*Assignment*.
Could you reproduce all of the following entries exactly?

(Supplied records Opens)

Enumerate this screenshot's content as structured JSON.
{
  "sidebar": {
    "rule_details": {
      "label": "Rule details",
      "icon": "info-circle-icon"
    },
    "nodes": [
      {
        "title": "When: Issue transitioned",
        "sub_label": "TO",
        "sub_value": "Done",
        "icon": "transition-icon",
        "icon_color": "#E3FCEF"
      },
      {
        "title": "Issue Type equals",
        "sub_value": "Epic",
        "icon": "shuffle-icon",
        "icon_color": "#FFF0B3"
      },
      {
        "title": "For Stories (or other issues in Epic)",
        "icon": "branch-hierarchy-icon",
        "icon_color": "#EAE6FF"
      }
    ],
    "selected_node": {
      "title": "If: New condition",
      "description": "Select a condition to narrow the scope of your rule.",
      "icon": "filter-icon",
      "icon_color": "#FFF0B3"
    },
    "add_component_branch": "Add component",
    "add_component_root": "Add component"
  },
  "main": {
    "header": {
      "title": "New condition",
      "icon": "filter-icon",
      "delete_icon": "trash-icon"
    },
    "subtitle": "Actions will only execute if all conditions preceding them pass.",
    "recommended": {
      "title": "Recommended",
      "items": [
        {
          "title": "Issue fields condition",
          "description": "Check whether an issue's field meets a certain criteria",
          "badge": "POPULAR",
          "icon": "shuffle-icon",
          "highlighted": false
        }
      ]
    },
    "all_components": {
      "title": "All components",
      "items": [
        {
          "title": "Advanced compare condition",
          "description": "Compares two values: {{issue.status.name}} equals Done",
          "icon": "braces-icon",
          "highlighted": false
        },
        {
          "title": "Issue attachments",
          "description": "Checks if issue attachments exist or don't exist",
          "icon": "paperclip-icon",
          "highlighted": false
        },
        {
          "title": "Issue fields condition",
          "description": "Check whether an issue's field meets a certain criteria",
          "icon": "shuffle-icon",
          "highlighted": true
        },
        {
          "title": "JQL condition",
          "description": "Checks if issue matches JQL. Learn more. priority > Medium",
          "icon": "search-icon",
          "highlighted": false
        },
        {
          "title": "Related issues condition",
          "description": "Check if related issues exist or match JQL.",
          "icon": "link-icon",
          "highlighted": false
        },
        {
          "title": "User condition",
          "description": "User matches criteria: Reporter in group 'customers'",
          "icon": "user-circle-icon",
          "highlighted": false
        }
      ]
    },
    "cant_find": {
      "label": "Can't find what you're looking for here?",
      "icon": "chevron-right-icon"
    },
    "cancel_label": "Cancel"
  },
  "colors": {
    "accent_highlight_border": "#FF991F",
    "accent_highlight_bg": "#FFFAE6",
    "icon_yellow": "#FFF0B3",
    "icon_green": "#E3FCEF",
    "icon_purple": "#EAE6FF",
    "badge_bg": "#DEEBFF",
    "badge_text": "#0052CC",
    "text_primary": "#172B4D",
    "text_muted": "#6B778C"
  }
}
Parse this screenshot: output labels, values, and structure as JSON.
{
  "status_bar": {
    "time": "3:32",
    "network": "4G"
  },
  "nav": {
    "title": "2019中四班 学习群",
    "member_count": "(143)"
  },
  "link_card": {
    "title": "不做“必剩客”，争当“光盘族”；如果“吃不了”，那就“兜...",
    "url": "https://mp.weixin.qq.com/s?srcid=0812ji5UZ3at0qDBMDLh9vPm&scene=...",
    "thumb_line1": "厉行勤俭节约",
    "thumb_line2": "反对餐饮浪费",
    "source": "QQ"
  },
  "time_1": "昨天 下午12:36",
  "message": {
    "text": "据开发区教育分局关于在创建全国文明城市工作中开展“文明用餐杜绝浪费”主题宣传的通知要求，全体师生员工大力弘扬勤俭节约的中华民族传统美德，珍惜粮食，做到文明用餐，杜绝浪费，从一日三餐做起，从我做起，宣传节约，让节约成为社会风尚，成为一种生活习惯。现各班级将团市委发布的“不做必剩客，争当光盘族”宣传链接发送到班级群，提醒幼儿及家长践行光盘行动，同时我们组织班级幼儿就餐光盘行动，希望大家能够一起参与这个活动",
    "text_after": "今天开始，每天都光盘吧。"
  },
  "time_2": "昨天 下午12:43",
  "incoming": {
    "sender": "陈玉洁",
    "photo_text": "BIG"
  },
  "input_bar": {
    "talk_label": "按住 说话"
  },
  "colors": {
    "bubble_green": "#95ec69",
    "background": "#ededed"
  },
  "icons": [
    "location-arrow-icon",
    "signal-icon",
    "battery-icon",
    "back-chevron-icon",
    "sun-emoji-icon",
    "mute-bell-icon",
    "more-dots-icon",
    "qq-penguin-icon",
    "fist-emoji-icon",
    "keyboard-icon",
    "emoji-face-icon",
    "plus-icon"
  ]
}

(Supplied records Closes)

*Response to this exercise*.
Enumerate this screenshot's content as structured JSON.
{
  "sidebar": {
    "rule_details": {
      "label": "Rule details",
      "icon": "info-circle-icon"
    },
    "nodes": [
      {
        "title": "When: Issue transitioned",
        "sub_label": "TO",
        "sub_value": "Done",
        "icon": "transition-icon",
        "icon_color": "#E3FCEF"
      },
      {
        "title": "Issue Type equals",
        "sub_value": "Epic",
        "icon": "shuffle-icon",
        "icon_color": "#FFF0B3"
      },
      {
        "title": "For Stories (or other issues in Epic)",
        "icon": "branch-hierarchy-icon",
        "icon_color": "#EAE6FF"
      }
    ],
    "selected_node": {
      "title": "If: New condition",
      "description": "Select a condition to narrow the scope of your rule.",
      "icon": "filter-icon",
      "icon_color": "#FFF0B3"
    },
    "add_component_branch": "Add component",
    "add_component_root": "Add component"
  },
  "main": {
    "header": {
      "title": "New condition",
      "icon": "filter-icon",
      "delete_icon": "trash-icon"
    },
    "subtitle": "Actions will only execute if all conditions preceding them pass.",
    "recommended": {
      "title": "Recommended",
      "items": [
        {
          "title": "Issue fields condition",
          "description": "Check whether an issue's field meets a certain criteria",
          "badge": "POPULAR",
          "icon": "shuffle-icon",
          "highlighted": false
        }
      ]
    },
    "all_components": {
      "title": "All components",
      "items": [
        {
          "title": "Advanced compare condition",
          "description": "Compares two values: {{issue.status.name}} equals Done",
          "icon": "braces-icon",
          "highlighted": false
        },
        {
          "title": "Issue attachments",
          "description": "Checks if issue attachments exist or don't exist",
          "icon": "paperclip-icon",
          "highlighted": false
        },
        {
          "title": "Issue fields condition",
          "description": "Check whether an issue's field meets a certain criteria",
          "icon": "shuffle-icon",
          "highlighted": true
        },
        {
          "title": "JQL condition",
          "description": "Checks if issue matches JQL. Learn more. priority > Medium",
          "icon": "search-icon",
          "highlighted": false
        },
        {
          "title": "Related issues condition",
          "description": "Check if related issues exist or match JQL.",
          "icon": "link-icon",
          "highlighted": false
        },
        {
          "title": "User condition",
          "description": "User matches criteria: Reporter in group 'customers'",
          "icon": "user-circle-icon",
          "highlighted": false
        }
      ]
    },
    "cant_find": {
      "label": "Can't find what you're looking for here?",
      "icon": "chevron-right-icon"
    },
    "cancel_label": "Cancel"
  },
  "colors": {
    "accent_highlight_border": "#FF991F",
    "accent_highlight_bg": "#FFFAE6",
    "icon_yellow": "#FFF0B3",
    "icon_green": "#E3FCEF",
    "icon_purple": "#EAE6FF",
    "badge_bg": "#DEEBFF",
    "badge_text": "#0052CC",
    "text_primary": "#172B4D",
    "text_muted": "#6B778C"
  }
}
Parse this screenshot: output labels, values, and structure as JSON.
{
  "status_bar": {
    "time": "3:32",
    "network": "4G"
  },
  "nav": {
    "title": "2019中四班 学习群",
    "member_count": "(143)"
  },
  "link_card": {
    "title": "不做“必剩客”，争当“光盘族”；如果“吃不了”，那就“兜...",
    "url": "https://mp.weixin.qq.com/s?srcid=0812ji5UZ3at0qDBMDLh9vPm&scene=...",
    "thumb_line1": "厉行勤俭节约",
    "thumb_line2": "反对餐饮浪费",
    "source": "QQ"
  },
  "time_1": "昨天 下午12:36",
  "message": {
    "text": "据开发区教育分局关于在创建全国文明城市工作中开展“文明用餐杜绝浪费”主题宣传的通知要求，全体师生员工大力弘扬勤俭节约的中华民族传统美德，珍惜粮食，做到文明用餐，杜绝浪费，从一日三餐做起，从我做起，宣传节约，让节约成为社会风尚，成为一种生活习惯。现各班级将团市委发布的“不做必剩客，争当光盘族”宣传链接发送到班级群，提醒幼儿及家长践行光盘行动，同时我们组织班级幼儿就餐光盘行动，希望大家能够一起参与这个活动",
    "text_after": "今天开始，每天都光盘吧。"
  },
  "time_2": "昨天 下午12:43",
  "incoming": {
    "sender": "陈玉洁",
    "photo_text": "BIG"
  },
  "input_bar": {
    "talk_label": "按住 说话"
  },
  "colors": {
    "bubble_green": "#95ec69",
    "background": "#ededed"
  },
  "icons": [
    "location-arrow-icon",
    "signal-icon",
    "battery-icon",
    "back-chevron-icon",
    "sun-emoji-icon",
    "mute-bell-icon",
    "more-dots-icon",
    "qq-penguin-icon",
    "fist-emoji-icon",
    "keyboard-icon",
    "emoji-face-icon",
    "plus-icon"
  ]
}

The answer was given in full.